Search the records for the string "JSON", and show each line where it appears.

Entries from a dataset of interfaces
——

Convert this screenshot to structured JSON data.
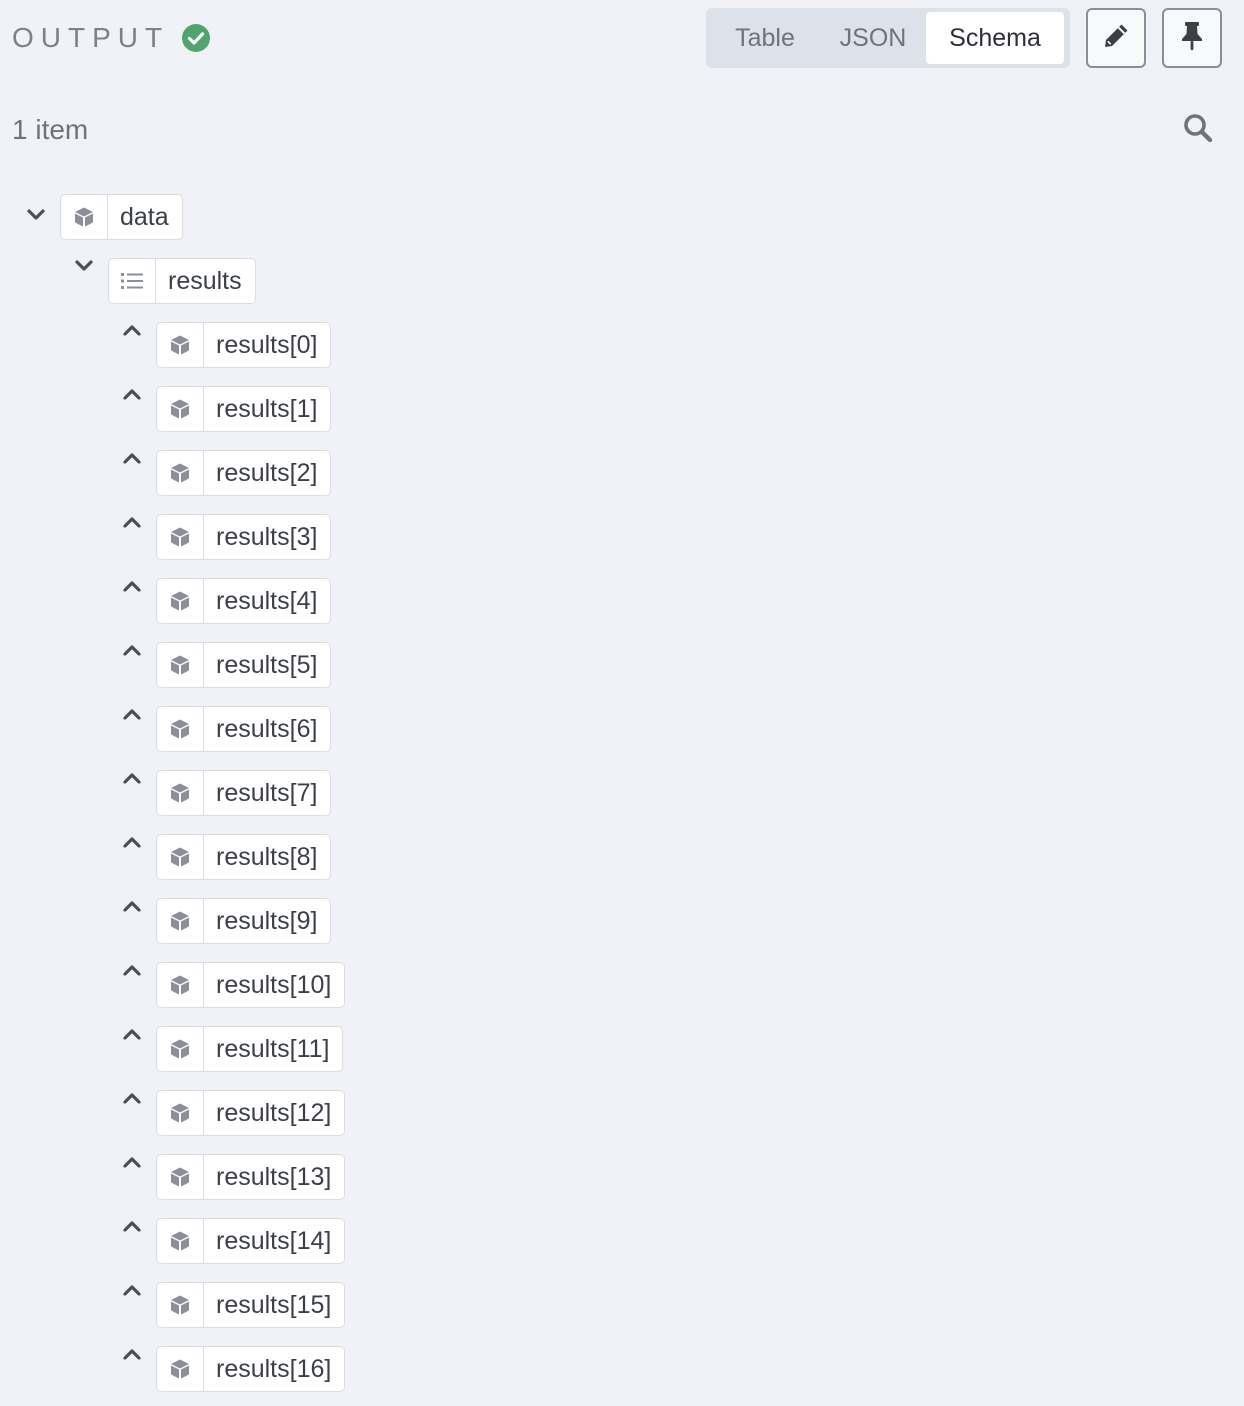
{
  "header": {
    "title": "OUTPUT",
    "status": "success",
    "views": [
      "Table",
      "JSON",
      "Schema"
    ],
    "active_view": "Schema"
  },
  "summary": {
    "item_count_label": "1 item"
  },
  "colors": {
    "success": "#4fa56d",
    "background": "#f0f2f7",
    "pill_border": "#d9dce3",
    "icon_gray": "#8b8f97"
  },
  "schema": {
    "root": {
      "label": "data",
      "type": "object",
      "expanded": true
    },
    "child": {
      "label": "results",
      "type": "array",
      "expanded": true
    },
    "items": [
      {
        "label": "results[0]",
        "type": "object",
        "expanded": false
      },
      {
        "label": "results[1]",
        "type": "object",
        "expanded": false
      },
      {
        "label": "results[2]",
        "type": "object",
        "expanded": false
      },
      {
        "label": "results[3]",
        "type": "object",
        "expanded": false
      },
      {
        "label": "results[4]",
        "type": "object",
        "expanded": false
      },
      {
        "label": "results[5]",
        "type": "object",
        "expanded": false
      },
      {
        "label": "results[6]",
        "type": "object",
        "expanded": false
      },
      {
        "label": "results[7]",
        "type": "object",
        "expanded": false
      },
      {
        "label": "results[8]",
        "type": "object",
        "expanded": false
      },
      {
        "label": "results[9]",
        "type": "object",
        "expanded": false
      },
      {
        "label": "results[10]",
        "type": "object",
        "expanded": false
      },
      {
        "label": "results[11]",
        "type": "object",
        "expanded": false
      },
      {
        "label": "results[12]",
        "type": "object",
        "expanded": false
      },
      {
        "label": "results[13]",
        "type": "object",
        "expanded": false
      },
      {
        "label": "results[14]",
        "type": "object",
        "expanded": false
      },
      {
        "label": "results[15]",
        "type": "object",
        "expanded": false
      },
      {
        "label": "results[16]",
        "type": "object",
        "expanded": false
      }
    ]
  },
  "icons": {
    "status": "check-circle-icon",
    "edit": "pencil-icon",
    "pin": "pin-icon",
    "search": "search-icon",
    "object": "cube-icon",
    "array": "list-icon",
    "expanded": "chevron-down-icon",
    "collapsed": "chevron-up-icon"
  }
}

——

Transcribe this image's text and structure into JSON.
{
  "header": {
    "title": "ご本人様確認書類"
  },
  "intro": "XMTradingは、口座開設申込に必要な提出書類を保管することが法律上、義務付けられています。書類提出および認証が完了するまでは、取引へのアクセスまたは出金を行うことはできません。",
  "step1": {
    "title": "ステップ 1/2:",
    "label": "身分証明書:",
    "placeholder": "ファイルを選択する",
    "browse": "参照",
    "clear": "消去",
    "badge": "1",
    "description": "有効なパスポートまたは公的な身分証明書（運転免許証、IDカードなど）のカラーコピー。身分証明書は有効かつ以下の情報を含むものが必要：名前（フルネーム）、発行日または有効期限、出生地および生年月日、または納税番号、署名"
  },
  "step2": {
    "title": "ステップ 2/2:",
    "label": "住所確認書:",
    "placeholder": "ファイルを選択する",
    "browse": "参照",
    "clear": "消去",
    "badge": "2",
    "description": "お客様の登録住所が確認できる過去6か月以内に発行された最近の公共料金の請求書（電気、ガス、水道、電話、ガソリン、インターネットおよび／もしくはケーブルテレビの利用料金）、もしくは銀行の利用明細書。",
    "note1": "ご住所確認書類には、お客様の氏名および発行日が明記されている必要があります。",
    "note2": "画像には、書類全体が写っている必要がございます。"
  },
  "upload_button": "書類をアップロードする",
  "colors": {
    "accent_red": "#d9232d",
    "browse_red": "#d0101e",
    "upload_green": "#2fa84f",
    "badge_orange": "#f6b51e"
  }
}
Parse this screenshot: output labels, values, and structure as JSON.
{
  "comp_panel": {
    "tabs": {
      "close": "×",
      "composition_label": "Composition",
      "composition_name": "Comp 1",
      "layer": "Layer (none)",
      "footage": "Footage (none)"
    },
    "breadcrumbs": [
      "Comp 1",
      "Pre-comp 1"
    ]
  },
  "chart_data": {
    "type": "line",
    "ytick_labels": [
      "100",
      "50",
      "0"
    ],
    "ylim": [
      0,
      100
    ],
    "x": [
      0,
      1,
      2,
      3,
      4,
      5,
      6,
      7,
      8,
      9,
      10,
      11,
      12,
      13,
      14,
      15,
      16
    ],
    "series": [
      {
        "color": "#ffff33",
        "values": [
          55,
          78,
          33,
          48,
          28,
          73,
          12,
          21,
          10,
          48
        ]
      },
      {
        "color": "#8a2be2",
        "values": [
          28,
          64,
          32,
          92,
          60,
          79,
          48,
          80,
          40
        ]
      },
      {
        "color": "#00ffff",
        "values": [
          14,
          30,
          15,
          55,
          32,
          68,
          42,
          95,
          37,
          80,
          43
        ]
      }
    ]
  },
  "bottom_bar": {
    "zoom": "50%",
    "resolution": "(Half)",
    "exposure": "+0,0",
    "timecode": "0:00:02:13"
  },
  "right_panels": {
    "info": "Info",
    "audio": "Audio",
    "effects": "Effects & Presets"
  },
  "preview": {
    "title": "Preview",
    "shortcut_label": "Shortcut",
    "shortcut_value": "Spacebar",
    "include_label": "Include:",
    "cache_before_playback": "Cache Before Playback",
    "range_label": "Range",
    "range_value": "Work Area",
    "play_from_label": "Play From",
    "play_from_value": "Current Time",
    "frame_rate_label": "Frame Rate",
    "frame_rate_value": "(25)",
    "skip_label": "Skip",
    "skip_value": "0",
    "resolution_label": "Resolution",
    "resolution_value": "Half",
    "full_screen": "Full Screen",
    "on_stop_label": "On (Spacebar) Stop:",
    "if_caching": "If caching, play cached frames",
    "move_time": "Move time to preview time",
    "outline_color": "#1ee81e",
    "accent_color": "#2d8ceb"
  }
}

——

ANSWER TO THE PROBLEM
Convert this screenshot to structured JSON data.
      "JSON",
Transcribe this image's text and structure into JSON.
Parse this screenshot: output labels, values, and structure as JSON.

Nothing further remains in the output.